While transplanted organs can last the rest of your life, many don’t. Some of the reasons may be beyond your control: low-grade inflammation from the transplant could wear on the organ, or a persisting disease or condition could do to the new organ what it did to the previous one. If you’re young, odds are good you’ll outlive the transplanted organ.

Other factors that could affect the life of a transplanted organ include how long the organ was outside of a human body from the time the organ was procured from the donor and implanted into the recipient (longer is usually worse), whether the donor was living or deceased (living is better) and the health of the recipient. And some organs are simply more vulnerable than others—lungs are more prone to infection because they’re in constant contact with the outside world, says Bryan A. Whitson, MD, a cardiothoracic surgeon and the Ohio State Wexner Medical Center’s lead lung transplant surgeon.

“At the end of the day, we’re fighting biology,” Diez says. “We do a good job but, a lot of time, biology wins.”

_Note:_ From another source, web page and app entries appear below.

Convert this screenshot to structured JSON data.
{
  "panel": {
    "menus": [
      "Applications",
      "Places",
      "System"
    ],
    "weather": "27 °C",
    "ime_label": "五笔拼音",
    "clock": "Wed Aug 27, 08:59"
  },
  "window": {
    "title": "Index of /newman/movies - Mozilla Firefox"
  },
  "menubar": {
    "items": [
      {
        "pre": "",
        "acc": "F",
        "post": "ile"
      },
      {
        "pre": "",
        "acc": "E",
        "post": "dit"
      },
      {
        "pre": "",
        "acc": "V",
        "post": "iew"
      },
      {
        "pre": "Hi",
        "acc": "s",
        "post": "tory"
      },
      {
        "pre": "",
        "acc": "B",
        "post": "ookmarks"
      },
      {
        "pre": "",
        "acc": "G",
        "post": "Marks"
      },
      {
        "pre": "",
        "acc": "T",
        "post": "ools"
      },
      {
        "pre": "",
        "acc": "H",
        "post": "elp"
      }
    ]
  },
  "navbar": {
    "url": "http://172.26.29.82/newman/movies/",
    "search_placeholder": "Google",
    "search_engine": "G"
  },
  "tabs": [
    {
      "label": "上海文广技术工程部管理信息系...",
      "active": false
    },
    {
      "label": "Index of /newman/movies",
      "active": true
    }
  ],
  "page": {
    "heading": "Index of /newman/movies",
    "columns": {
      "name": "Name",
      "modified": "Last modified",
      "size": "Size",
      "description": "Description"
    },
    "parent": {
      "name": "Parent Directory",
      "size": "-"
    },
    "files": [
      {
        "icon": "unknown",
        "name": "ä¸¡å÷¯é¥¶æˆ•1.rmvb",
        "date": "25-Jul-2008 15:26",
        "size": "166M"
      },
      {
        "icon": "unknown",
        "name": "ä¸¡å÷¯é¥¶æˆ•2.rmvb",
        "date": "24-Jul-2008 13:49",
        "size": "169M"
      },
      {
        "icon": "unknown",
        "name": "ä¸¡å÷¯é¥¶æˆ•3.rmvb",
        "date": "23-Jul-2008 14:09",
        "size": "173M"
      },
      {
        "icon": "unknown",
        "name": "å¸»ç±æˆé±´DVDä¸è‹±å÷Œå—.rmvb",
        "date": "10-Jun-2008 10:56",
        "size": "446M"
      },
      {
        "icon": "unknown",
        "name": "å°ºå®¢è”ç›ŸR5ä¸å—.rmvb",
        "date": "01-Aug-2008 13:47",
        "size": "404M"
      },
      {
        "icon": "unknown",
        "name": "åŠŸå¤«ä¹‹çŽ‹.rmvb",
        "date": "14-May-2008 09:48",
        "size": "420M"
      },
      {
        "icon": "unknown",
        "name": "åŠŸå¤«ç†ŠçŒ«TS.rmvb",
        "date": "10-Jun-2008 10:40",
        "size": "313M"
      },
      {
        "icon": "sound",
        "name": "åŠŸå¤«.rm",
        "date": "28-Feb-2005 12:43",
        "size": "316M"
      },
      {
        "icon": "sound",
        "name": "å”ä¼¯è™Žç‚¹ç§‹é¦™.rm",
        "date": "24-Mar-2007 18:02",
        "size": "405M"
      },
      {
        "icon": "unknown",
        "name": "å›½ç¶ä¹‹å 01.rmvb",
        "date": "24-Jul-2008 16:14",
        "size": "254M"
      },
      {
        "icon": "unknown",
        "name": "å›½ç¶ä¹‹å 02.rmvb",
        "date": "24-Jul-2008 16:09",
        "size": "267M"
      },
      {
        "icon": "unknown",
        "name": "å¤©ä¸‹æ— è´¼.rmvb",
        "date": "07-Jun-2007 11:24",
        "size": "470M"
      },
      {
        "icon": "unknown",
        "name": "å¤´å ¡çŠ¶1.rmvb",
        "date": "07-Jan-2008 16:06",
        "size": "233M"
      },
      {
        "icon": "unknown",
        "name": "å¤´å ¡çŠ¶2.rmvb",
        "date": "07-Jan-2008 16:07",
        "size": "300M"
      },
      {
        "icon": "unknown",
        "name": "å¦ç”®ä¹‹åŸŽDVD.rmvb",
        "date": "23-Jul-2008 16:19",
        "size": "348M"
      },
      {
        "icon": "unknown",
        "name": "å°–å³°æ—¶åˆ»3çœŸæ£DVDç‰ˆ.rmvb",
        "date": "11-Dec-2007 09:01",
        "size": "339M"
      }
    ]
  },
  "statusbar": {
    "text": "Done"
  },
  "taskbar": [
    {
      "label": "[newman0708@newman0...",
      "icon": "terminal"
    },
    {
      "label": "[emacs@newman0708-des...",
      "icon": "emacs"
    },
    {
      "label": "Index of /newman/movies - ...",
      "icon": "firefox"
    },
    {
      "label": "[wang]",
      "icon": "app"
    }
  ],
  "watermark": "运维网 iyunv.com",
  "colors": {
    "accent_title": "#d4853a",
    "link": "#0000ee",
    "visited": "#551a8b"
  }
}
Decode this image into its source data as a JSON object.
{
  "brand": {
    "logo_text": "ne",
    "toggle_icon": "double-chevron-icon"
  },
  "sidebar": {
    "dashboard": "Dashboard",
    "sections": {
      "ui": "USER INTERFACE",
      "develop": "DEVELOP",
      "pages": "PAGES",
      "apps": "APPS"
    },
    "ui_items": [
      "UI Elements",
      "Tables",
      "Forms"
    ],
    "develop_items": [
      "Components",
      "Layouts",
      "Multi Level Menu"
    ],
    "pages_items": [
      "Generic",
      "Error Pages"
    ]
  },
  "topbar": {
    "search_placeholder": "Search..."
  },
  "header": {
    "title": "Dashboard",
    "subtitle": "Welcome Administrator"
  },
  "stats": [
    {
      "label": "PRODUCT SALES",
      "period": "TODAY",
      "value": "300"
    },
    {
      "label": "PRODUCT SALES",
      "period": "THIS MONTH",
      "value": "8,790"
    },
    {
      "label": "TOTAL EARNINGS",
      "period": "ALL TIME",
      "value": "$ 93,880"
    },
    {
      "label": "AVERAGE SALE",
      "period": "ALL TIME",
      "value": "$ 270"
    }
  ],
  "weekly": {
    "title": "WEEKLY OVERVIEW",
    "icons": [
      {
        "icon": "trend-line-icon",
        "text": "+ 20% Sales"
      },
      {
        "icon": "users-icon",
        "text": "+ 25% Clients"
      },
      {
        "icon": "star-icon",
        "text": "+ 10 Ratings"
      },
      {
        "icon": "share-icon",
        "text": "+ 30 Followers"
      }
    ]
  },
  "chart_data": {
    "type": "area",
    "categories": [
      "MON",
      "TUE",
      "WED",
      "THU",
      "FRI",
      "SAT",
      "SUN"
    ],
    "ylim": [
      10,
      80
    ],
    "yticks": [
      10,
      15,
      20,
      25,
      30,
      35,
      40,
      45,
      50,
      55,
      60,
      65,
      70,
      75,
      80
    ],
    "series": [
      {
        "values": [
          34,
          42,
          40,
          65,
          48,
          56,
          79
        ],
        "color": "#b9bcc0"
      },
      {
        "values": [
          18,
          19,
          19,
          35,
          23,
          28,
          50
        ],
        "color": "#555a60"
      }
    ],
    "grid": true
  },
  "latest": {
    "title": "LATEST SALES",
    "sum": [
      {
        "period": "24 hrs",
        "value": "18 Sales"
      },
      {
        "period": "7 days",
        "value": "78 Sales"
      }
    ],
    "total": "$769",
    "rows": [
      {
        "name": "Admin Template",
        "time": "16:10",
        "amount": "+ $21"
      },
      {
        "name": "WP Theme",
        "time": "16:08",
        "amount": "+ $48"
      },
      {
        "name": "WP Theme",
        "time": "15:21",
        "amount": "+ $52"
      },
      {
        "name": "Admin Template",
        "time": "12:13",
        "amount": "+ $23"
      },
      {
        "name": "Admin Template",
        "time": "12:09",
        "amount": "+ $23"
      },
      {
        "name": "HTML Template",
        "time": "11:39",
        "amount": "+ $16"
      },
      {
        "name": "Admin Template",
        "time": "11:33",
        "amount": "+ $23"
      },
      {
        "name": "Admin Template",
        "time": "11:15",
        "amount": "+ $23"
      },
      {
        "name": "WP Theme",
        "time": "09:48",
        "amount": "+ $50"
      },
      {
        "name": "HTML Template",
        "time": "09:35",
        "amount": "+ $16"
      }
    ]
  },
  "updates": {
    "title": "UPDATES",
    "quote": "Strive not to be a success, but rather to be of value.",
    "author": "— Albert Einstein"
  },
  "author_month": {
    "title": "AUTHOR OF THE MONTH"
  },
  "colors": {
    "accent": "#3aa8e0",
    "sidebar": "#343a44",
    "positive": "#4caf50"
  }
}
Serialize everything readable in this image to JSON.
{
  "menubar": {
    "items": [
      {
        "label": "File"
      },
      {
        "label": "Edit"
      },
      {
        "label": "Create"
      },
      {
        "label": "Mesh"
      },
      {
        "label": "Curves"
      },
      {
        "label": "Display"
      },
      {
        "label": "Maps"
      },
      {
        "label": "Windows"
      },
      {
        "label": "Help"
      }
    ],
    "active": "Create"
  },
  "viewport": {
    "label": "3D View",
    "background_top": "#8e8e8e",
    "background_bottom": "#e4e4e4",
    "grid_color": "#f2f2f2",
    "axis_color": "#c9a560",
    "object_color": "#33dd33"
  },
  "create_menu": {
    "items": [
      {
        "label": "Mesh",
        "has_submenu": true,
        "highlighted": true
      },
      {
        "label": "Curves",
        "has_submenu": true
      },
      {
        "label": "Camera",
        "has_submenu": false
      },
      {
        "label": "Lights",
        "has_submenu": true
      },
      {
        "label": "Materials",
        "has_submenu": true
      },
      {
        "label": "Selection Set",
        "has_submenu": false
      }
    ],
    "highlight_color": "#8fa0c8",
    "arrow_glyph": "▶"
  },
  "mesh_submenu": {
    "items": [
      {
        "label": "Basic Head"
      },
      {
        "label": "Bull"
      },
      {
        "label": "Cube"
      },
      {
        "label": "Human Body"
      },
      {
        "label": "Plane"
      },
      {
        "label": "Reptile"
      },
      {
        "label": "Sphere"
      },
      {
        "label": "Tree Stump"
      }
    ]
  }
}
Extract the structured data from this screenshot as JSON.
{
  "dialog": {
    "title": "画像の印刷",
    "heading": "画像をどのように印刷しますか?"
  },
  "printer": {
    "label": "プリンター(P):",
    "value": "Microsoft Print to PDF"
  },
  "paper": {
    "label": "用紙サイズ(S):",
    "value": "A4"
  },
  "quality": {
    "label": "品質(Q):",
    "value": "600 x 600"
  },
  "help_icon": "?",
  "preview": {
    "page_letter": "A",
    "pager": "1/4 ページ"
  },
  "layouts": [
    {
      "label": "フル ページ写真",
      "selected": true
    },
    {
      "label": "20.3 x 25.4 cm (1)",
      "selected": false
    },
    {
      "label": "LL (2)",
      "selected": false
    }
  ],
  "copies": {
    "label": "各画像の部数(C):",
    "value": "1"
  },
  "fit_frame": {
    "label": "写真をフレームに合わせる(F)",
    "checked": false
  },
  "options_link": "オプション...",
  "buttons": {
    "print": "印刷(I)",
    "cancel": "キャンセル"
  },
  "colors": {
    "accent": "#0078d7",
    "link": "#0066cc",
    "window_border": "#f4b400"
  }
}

But you don’t have to give up when your organ does. Retransplantation—that is, another transplant following a previous one—is possible and depends on the condition of the patient and how long it’s been since their last transplant. Retransplants are much more common with kidneys (about 25% of transplants nationwide) than organs such as the heart or lungs (about 2 to 5%).

Ways to extend the life of a transplanted organ

While some factors are outside of a patient’s control, you shouldn’t leave the fate of your transplant to chance. Doctors say patient behavior is critical to the success or failure of a transplant. Here’s what you can do:

  • Keep up with your treatment.

No matter the organ, the key to transplant success is what a patient does in the weeks, months and years that follow. That means taking your medications and keeping every appointment, no matter how good you and your restored body are feeling. The first few years are especially critical.

“The big thing is you have to maintain compliance with all follow-up appointments and labs,” says Anthony Michaels, MD, the Ohio State Wexner Medical Center’s director of liver transplantation. “It can be strenuous in the beginning, but once you get further out it’s easier to do.”

  • Stay on top of diet and exercise.

Patients who were disinterested in food or unable to eat may find renewed enthusiasm after a transplant. It can be hard to maintain a healthy diet.
“After a successful transplant, all of a sudden your sense of taste comes back. Your appetite comes back. Most of the dietary restrictions are lifted,” Diez says. “It’s like a kid on Christmas Day. You can put on a lot of weight—and then that can lead to other complications, like high blood pressure or diabetes.”

Eating healthy foods in moderation and exercising as approved by your doctor will keep you and your new organ functioning better.

  • Monitor your overall health.

You still have the rest of your body to worry about, so continue to see your primary care physician for regular cholesterol, blood pressure and diabetes monitoring as well as other health maintenance. Don’t forget yearly skin exams and cancer screening too. There may be a time when your transplant isn’t your primary health concern.

“The No. 1 cause of mortality after a liver transplant in the long-term isn’t their liver failing again,” Michaels says. “It’s cardiovascular.”

  • Don’t fall into bad habits. 

Especially if those habits, such as smoking, drinking, poor diet or lack or exercise, led to organ failure in the first place, now’s the time to embrace your second chance and start making changes.

Interested in becoming a donor? Learn more about organ donation at our Buckeye for Life page or sign up now at Lifeline of Ohio.